- **EXERCISE GOAL**:
Copy, from the material below, each line that contains the word "heart".
========
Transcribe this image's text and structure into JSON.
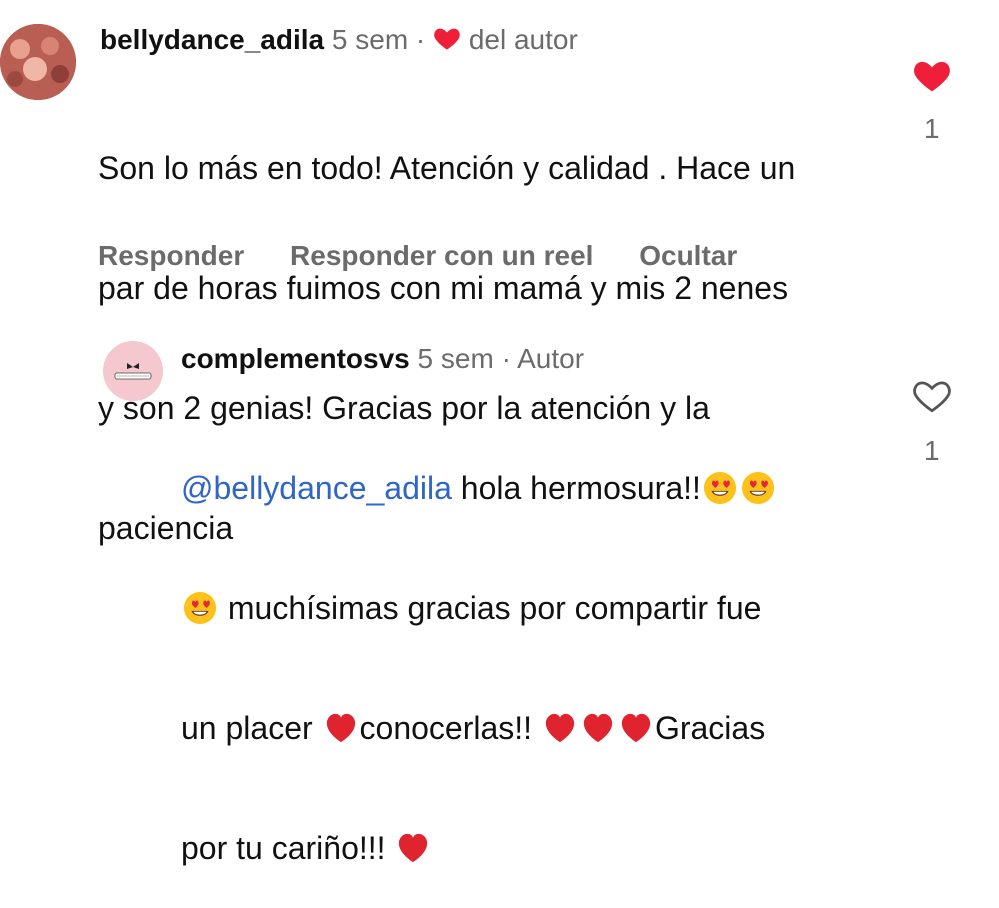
{
  "comment1": {
    "username": "bellydance_adila",
    "time": "5 sem",
    "separator": "·",
    "liked_by": "del autor",
    "line1": "Son lo más en todo! Atención y calidad . Hace un",
    "line2": "par de horas fuimos con mi mamá y mis 2 nenes",
    "line3": "y son 2 genias! Gracias por la atención y la",
    "line4": "paciencia",
    "likes": "1",
    "liked": true,
    "actions": {
      "reply": "Responder",
      "reply_reel": "Responder con un reel",
      "hide": "Ocultar"
    }
  },
  "comment2": {
    "username": "complementosvs",
    "time": "5 sem",
    "separator": "·",
    "author_label": "Autor",
    "mention": "@bellydance_adila",
    "text_a": " hola hermosura!!",
    "text_b": " muchísimas gracias por compartir fue",
    "text_c": "un placer ",
    "text_d": "conocerlas!! ",
    "text_e": "Gracias",
    "text_f": "por tu cariño!!! ",
    "likes": "1",
    "liked": false
  },
  "colors": {
    "like_red": "#ef1f3a",
    "mention_blue": "#2f64c8",
    "muted": "#6b6b6b"
  },
  "icons": {
    "heart_filled": "heart-filled-icon",
    "heart_outline": "heart-outline-icon",
    "emoji_heart_eyes": "heart-eyes-emoji",
    "emoji_red_heart": "red-heart-emoji"
  }
}
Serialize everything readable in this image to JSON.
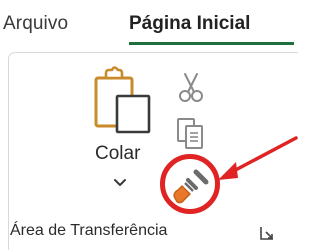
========
- **SOLUTION**:
    "heart_filled": "heart-filled-icon",
    "heart_outline": "heart-outline-icon",
    "emoji_heart_eyes": "heart-eyes-emoji",
    "emoji_red_heart": "red-heart-emoji"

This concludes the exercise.